Maybe those brave votes are a big part of the reason that Kucinich currently has four opponents for his House seat, including at least one who's being massively funded by outside corporate interests. Maybe his tough race is not all due to his absences, but to his outspokenness. Maybe it's not his ears but his votes. Maybe it's not his size that irritates the big corporate boys but his willingness to act on his beliefs.
Maybe the special interest money that's pouring into Cleveland these days for his opponents is not really because they're dissatisfied with his constituent service but because they don't like his commitment to ending the war economy; because they're irritated by his feistiness on behalf of canceling NAFTA, for fair trade, for living wages, for card-check union organizing; or because they hate his years of leadership on behalf of getting the insurance and drug companies out of people's healthcare.

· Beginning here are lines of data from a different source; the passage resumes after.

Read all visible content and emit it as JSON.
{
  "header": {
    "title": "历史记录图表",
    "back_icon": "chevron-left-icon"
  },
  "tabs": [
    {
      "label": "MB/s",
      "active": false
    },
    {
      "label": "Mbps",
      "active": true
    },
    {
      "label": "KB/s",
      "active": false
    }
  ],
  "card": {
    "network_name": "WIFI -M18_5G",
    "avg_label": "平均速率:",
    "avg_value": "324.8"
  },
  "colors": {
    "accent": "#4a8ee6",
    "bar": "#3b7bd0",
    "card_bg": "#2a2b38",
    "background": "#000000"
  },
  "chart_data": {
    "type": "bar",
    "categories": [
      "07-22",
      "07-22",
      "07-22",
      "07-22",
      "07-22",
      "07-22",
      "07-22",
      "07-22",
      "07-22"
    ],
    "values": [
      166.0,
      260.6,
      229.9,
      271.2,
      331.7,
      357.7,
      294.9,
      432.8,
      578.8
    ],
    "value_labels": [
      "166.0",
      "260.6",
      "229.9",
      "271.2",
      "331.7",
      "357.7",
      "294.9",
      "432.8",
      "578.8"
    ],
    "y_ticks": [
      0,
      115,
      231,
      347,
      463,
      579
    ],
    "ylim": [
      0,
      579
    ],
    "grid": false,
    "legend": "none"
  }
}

Think about this: Kucinich campaigned in 2007 on almost exactly the same key issues he ran on in 2003-ending the war, fair trade and single-payer health care for all. Since that time, the Democratic Party as a whole has moved more towards his early positions on these issues, as have all his opponents (to greater or lesser degrees) in the presidential primary last year-but he hardly moved at all. He was right then, and he's right now, on most of the fundamental issues that base Democratic voters care about.
Here's a fun experiment. Go to ActBlue right now, pick out any House candidate randomly, and see if their proposed issue positions outdo Kucinich's existing votes. And then think about the fact that progressive groups will in the coming months spend hundreds of thousands of dollars, and the blogosphere will correctly exalt and extol many of these challengers, and activists will offer up thousands of words and hundreds of hours and dozens of dollars each, all to elect people who do not now-and likely never will-measure up to Kucinich's existing track record.
Then consider treating him with a bit more respect.
(In accordance with Title 17 U.S.C. Section 107, this material is distributed without profit to those who have expressed a prior interest in receiving the included information for research and educational purposes. I.U. has no affiliation whatsoever with the originator of this article nor is I.U endorsed or sponsored by the originator.)
The Nazis, Fascists and Communists were political parties before they became enemies of liberty and mass murderers.